The de Havilland Dh.34 had a somewhat chequered record: six of the twelve built were destroyed in crashes - hardly a track record that would appeal to fare-paying passengers today!
The type had a unique feature that possibly reflects a certain negativity, or at least realism, on the part of the manufacturers: it was designed with the ability to carry a spare engine. Such was the poor reliability of aero engines in the early twenties that de Havilland modified the rear fuselage to allow spare powerplants to be ferried between airports. The large rear door was paired with a removable porthole on the opposite side to allow the propeller boss to protrude out through the starboard fuselage side.
Passengers and spare engine were never carried together. In fact, the rear mounting of the spare was designed to compensate for the absnce of passengers further forward. Carriage of both would have shifted the centre of gravity so far aft that the aircraft would have been unable to lift the tail, let alone actually lift off.

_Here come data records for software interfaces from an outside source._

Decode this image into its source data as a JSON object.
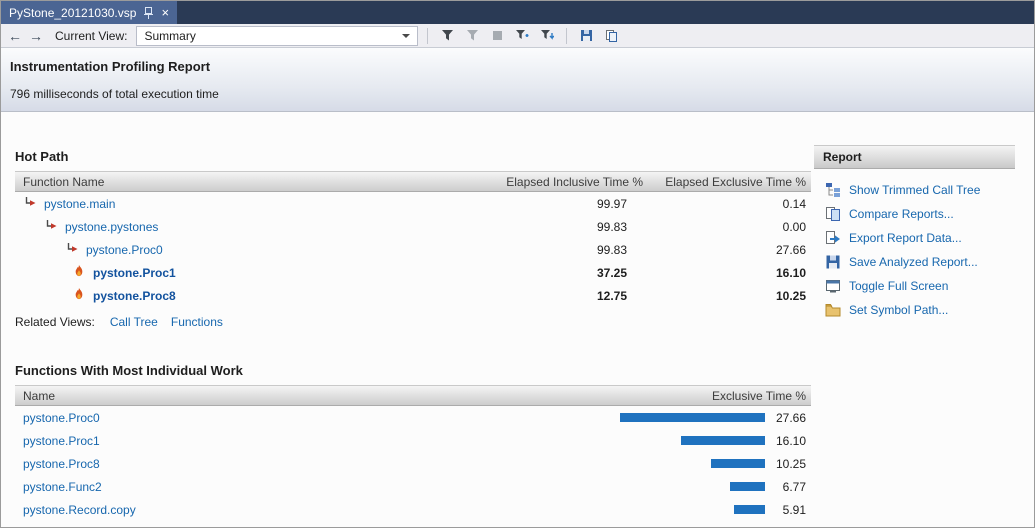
{
  "window": {
    "tab_title": "PyStone_20121030.vsp",
    "close_glyph": "×"
  },
  "toolbar": {
    "back_glyph": "←",
    "forward_glyph": "→",
    "current_view_label": "Current View:",
    "view_value": "Summary"
  },
  "report_header": {
    "title": "Instrumentation Profiling Report",
    "subtitle": "796 milliseconds of total execution time"
  },
  "hot_path": {
    "title": "Hot Path",
    "columns": {
      "name": "Function Name",
      "inclusive": "Elapsed Inclusive Time %",
      "exclusive": "Elapsed Exclusive Time %"
    },
    "rows": [
      {
        "name": "pystone.main",
        "inclusive": "99.97",
        "exclusive": "0.14",
        "indent": 0,
        "icon": "hot-path-branch-icon",
        "hot": false
      },
      {
        "name": "pystone.pystones",
        "inclusive": "99.83",
        "exclusive": "0.00",
        "indent": 1,
        "icon": "hot-path-branch-icon",
        "hot": false
      },
      {
        "name": "pystone.Proc0",
        "inclusive": "99.83",
        "exclusive": "27.66",
        "indent": 2,
        "icon": "hot-path-branch-icon",
        "hot": false
      },
      {
        "name": "pystone.Proc1",
        "inclusive": "37.25",
        "exclusive": "16.10",
        "indent": 3,
        "icon": "flame-icon",
        "hot": true
      },
      {
        "name": "pystone.Proc8",
        "inclusive": "12.75",
        "exclusive": "10.25",
        "indent": 3,
        "icon": "flame-icon",
        "hot": true
      }
    ],
    "related_views_label": "Related Views:",
    "related_links": [
      "Call Tree",
      "Functions"
    ]
  },
  "functions_most_work": {
    "title": "Functions With Most Individual Work",
    "columns": {
      "name": "Name",
      "exclusive": "Exclusive Time %"
    },
    "bar_scale": 5.25,
    "bar_color": "#1f72bf",
    "rows": [
      {
        "name": "pystone.Proc0",
        "value": "27.66"
      },
      {
        "name": "pystone.Proc1",
        "value": "16.10"
      },
      {
        "name": "pystone.Proc8",
        "value": "10.25"
      },
      {
        "name": "pystone.Func2",
        "value": "6.77"
      },
      {
        "name": "pystone.Record.copy",
        "value": "5.91"
      }
    ]
  },
  "report_panel": {
    "title": "Report",
    "items": [
      {
        "label": "Show Trimmed Call Tree",
        "icon": "trimmed-call-tree-icon"
      },
      {
        "label": "Compare Reports...",
        "icon": "compare-reports-icon"
      },
      {
        "label": "Export Report Data...",
        "icon": "export-data-icon"
      },
      {
        "label": "Save Analyzed Report...",
        "icon": "save-report-icon"
      },
      {
        "label": "Toggle Full Screen",
        "icon": "full-screen-icon"
      },
      {
        "label": "Set Symbol Path...",
        "icon": "symbol-path-icon"
      }
    ]
  }
}
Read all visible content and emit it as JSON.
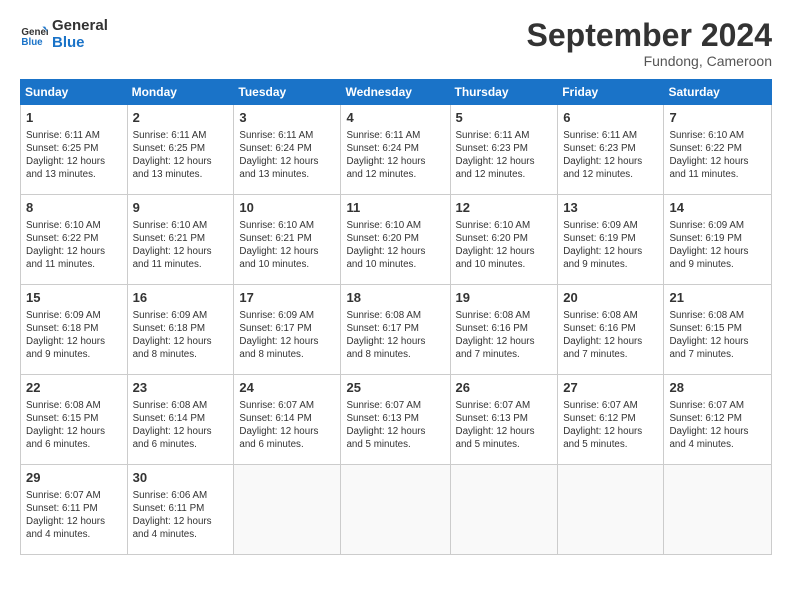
{
  "logo": {
    "line1": "General",
    "line2": "Blue"
  },
  "title": "September 2024",
  "subtitle": "Fundong, Cameroon",
  "days_header": [
    "Sunday",
    "Monday",
    "Tuesday",
    "Wednesday",
    "Thursday",
    "Friday",
    "Saturday"
  ],
  "weeks": [
    [
      {
        "day": "1",
        "info": "Sunrise: 6:11 AM\nSunset: 6:25 PM\nDaylight: 12 hours\nand 13 minutes."
      },
      {
        "day": "2",
        "info": "Sunrise: 6:11 AM\nSunset: 6:25 PM\nDaylight: 12 hours\nand 13 minutes."
      },
      {
        "day": "3",
        "info": "Sunrise: 6:11 AM\nSunset: 6:24 PM\nDaylight: 12 hours\nand 13 minutes."
      },
      {
        "day": "4",
        "info": "Sunrise: 6:11 AM\nSunset: 6:24 PM\nDaylight: 12 hours\nand 12 minutes."
      },
      {
        "day": "5",
        "info": "Sunrise: 6:11 AM\nSunset: 6:23 PM\nDaylight: 12 hours\nand 12 minutes."
      },
      {
        "day": "6",
        "info": "Sunrise: 6:11 AM\nSunset: 6:23 PM\nDaylight: 12 hours\nand 12 minutes."
      },
      {
        "day": "7",
        "info": "Sunrise: 6:10 AM\nSunset: 6:22 PM\nDaylight: 12 hours\nand 11 minutes."
      }
    ],
    [
      {
        "day": "8",
        "info": "Sunrise: 6:10 AM\nSunset: 6:22 PM\nDaylight: 12 hours\nand 11 minutes."
      },
      {
        "day": "9",
        "info": "Sunrise: 6:10 AM\nSunset: 6:21 PM\nDaylight: 12 hours\nand 11 minutes."
      },
      {
        "day": "10",
        "info": "Sunrise: 6:10 AM\nSunset: 6:21 PM\nDaylight: 12 hours\nand 10 minutes."
      },
      {
        "day": "11",
        "info": "Sunrise: 6:10 AM\nSunset: 6:20 PM\nDaylight: 12 hours\nand 10 minutes."
      },
      {
        "day": "12",
        "info": "Sunrise: 6:10 AM\nSunset: 6:20 PM\nDaylight: 12 hours\nand 10 minutes."
      },
      {
        "day": "13",
        "info": "Sunrise: 6:09 AM\nSunset: 6:19 PM\nDaylight: 12 hours\nand 9 minutes."
      },
      {
        "day": "14",
        "info": "Sunrise: 6:09 AM\nSunset: 6:19 PM\nDaylight: 12 hours\nand 9 minutes."
      }
    ],
    [
      {
        "day": "15",
        "info": "Sunrise: 6:09 AM\nSunset: 6:18 PM\nDaylight: 12 hours\nand 9 minutes."
      },
      {
        "day": "16",
        "info": "Sunrise: 6:09 AM\nSunset: 6:18 PM\nDaylight: 12 hours\nand 8 minutes."
      },
      {
        "day": "17",
        "info": "Sunrise: 6:09 AM\nSunset: 6:17 PM\nDaylight: 12 hours\nand 8 minutes."
      },
      {
        "day": "18",
        "info": "Sunrise: 6:08 AM\nSunset: 6:17 PM\nDaylight: 12 hours\nand 8 minutes."
      },
      {
        "day": "19",
        "info": "Sunrise: 6:08 AM\nSunset: 6:16 PM\nDaylight: 12 hours\nand 7 minutes."
      },
      {
        "day": "20",
        "info": "Sunrise: 6:08 AM\nSunset: 6:16 PM\nDaylight: 12 hours\nand 7 minutes."
      },
      {
        "day": "21",
        "info": "Sunrise: 6:08 AM\nSunset: 6:15 PM\nDaylight: 12 hours\nand 7 minutes."
      }
    ],
    [
      {
        "day": "22",
        "info": "Sunrise: 6:08 AM\nSunset: 6:15 PM\nDaylight: 12 hours\nand 6 minutes."
      },
      {
        "day": "23",
        "info": "Sunrise: 6:08 AM\nSunset: 6:14 PM\nDaylight: 12 hours\nand 6 minutes."
      },
      {
        "day": "24",
        "info": "Sunrise: 6:07 AM\nSunset: 6:14 PM\nDaylight: 12 hours\nand 6 minutes."
      },
      {
        "day": "25",
        "info": "Sunrise: 6:07 AM\nSunset: 6:13 PM\nDaylight: 12 hours\nand 5 minutes."
      },
      {
        "day": "26",
        "info": "Sunrise: 6:07 AM\nSunset: 6:13 PM\nDaylight: 12 hours\nand 5 minutes."
      },
      {
        "day": "27",
        "info": "Sunrise: 6:07 AM\nSunset: 6:12 PM\nDaylight: 12 hours\nand 5 minutes."
      },
      {
        "day": "28",
        "info": "Sunrise: 6:07 AM\nSunset: 6:12 PM\nDaylight: 12 hours\nand 4 minutes."
      }
    ],
    [
      {
        "day": "29",
        "info": "Sunrise: 6:07 AM\nSunset: 6:11 PM\nDaylight: 12 hours\nand 4 minutes."
      },
      {
        "day": "30",
        "info": "Sunrise: 6:06 AM\nSunset: 6:11 PM\nDaylight: 12 hours\nand 4 minutes."
      },
      {
        "day": "",
        "info": ""
      },
      {
        "day": "",
        "info": ""
      },
      {
        "day": "",
        "info": ""
      },
      {
        "day": "",
        "info": ""
      },
      {
        "day": "",
        "info": ""
      }
    ]
  ]
}
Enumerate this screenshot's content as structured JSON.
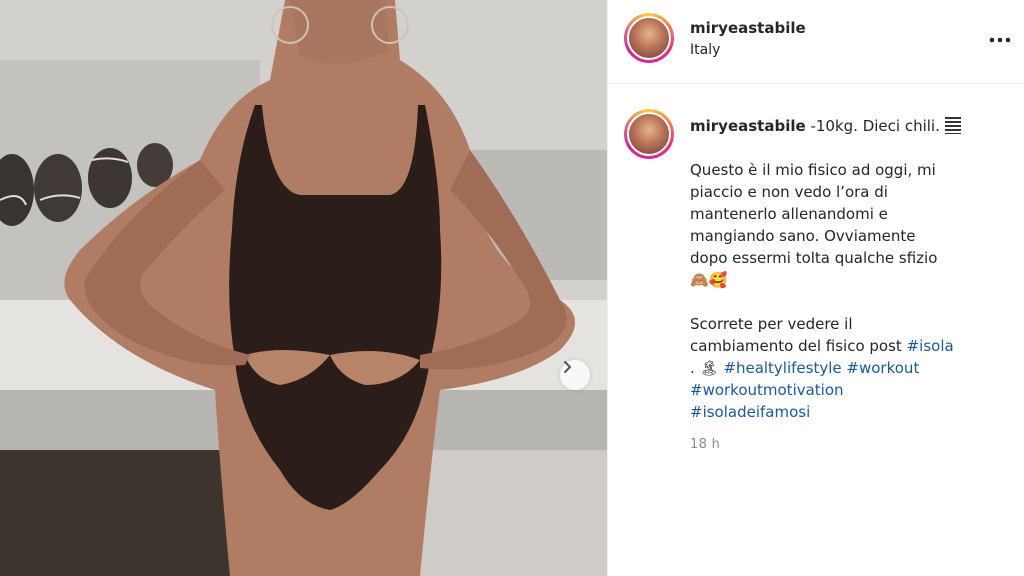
{
  "post": {
    "username": "miryeastabile",
    "location": "Italy",
    "caption": {
      "intro": "-10kg. Dieci chili.",
      "paragraph1_lines": [
        "Questo è il mio fisico ad oggi, mi",
        "piaccio e non vedo l’ora di",
        "mantenerlo allenandomi e",
        "mangiando sano. Ovviamente",
        "dopo essermi tolta qualche sfizio"
      ],
      "paragraph1_emoji": "🙈🥰",
      "paragraph2_line1": "Scorrete per vedere il",
      "paragraph2_line2": "cambiamento del fisico post",
      "hashtags": {
        "isola": "#isola",
        "healtylifestyle": "#healtylifestyle",
        "workout": "#workout",
        "workoutmotivation": "#workoutmotivation",
        "isoladeifamosi": "#isoladeifamosi"
      },
      "dot": ".",
      "island_emoji": "🏝"
    },
    "timestamp": "18 h"
  },
  "icons": {
    "more": "more-options-icon",
    "next": "chevron-right-icon"
  },
  "colors": {
    "hashtag": "#1a5aa0",
    "username": "#262626",
    "timestamp": "#8e8e8e"
  }
}
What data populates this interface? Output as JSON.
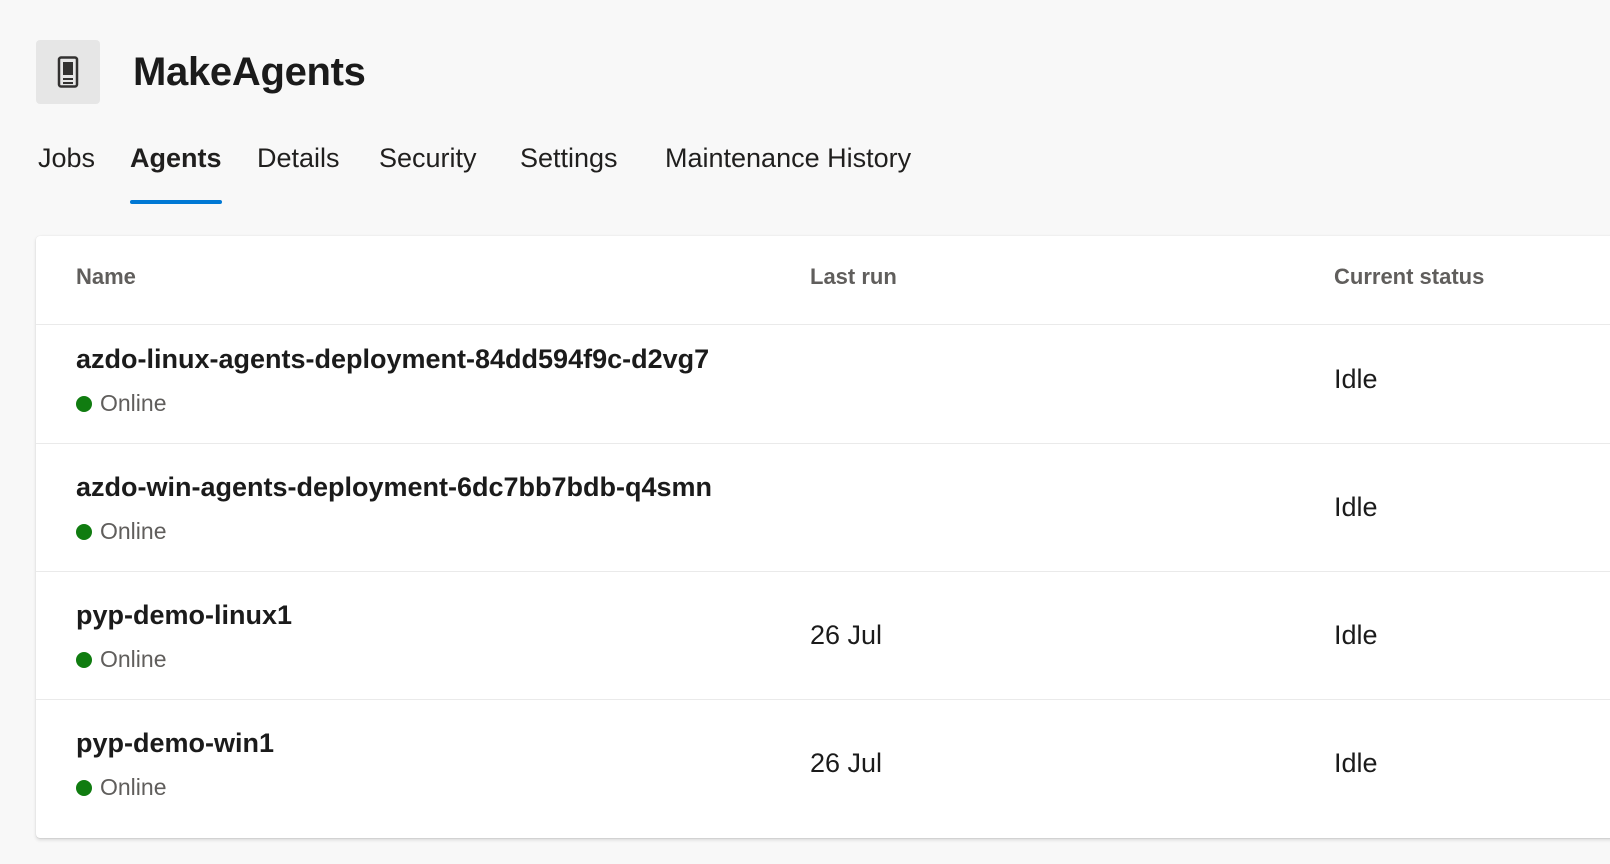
{
  "header": {
    "icon": "agent-pool-icon",
    "title": "MakeAgents"
  },
  "tabs": [
    {
      "label": "Jobs",
      "selected": false
    },
    {
      "label": "Agents",
      "selected": true
    },
    {
      "label": "Details",
      "selected": false
    },
    {
      "label": "Security",
      "selected": false
    },
    {
      "label": "Settings",
      "selected": false
    },
    {
      "label": "Maintenance History",
      "selected": false
    }
  ],
  "colors": {
    "accent": "#0078d4",
    "online": "#107c10"
  },
  "table": {
    "columns": [
      "Name",
      "Last run",
      "Current status"
    ],
    "rows": [
      {
        "name": "azdo-linux-agents-deployment-84dd594f9c-d2vg7",
        "state": "Online",
        "last_run": "",
        "status": "Idle"
      },
      {
        "name": "azdo-win-agents-deployment-6dc7bb7bdb-q4smn",
        "state": "Online",
        "last_run": "",
        "status": "Idle"
      },
      {
        "name": "pyp-demo-linux1",
        "state": "Online",
        "last_run": "26 Jul",
        "status": "Idle"
      },
      {
        "name": "pyp-demo-win1",
        "state": "Online",
        "last_run": "26 Jul",
        "status": "Idle"
      }
    ]
  }
}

As was common practice at the time, up to ten passengers could be accommodated in the enclosed saloon, while the two-man crew enjoyed a somewhat breezier experience in the open cockpit forward of the upper wing.
|DH.34 by numbers|
|First Flight:||26 March 1922|
|Powerplant:||1 × Napier Lion 12-cylinder broad arrow of 336 kW (450hp)|
|Maximum Speed:||206km/h (128mph)|
|Length:||11.9m (39ft 0in)|
|Wingspan:||15.7m (51ft 4in)|
|Height:||3.7m (12ft 0in)|